State the number of lines below in which the word "Internet" appears. Nothing else belongs in the answer.

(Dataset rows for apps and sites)
====================

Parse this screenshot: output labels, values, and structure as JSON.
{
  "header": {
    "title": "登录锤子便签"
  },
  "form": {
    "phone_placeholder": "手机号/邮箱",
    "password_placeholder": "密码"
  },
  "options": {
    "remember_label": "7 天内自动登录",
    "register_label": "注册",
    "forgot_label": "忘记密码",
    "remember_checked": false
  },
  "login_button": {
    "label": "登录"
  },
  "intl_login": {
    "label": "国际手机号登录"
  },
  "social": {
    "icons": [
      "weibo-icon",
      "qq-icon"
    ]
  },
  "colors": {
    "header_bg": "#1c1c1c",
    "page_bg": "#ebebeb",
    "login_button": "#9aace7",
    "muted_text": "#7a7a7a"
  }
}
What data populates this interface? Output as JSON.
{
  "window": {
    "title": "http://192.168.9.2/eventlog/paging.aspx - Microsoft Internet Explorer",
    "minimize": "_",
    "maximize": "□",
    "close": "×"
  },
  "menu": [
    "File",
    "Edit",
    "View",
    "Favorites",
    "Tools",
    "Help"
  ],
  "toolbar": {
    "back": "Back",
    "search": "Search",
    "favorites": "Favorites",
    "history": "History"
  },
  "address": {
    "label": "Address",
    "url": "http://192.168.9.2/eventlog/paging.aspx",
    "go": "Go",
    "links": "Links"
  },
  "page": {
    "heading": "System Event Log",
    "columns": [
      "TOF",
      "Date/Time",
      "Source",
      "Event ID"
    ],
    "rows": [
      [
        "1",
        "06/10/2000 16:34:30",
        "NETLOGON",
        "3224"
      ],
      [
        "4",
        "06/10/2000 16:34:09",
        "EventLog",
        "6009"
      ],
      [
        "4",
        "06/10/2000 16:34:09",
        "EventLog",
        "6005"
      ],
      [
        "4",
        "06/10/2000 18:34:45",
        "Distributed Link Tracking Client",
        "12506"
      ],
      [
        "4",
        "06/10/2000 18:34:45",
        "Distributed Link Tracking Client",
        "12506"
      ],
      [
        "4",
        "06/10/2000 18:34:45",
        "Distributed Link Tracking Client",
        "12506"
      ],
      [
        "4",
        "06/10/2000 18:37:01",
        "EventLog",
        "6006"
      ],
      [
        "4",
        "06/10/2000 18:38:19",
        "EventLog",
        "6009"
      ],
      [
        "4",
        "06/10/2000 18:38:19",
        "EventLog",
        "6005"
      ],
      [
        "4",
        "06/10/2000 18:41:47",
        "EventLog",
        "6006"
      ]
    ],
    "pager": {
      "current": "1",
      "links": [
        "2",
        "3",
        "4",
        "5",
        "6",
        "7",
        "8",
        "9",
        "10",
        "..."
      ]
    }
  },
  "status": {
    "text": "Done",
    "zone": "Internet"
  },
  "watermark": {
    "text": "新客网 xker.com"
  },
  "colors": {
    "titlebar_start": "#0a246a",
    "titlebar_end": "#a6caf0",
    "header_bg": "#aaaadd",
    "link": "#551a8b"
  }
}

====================

OUTPUT:
2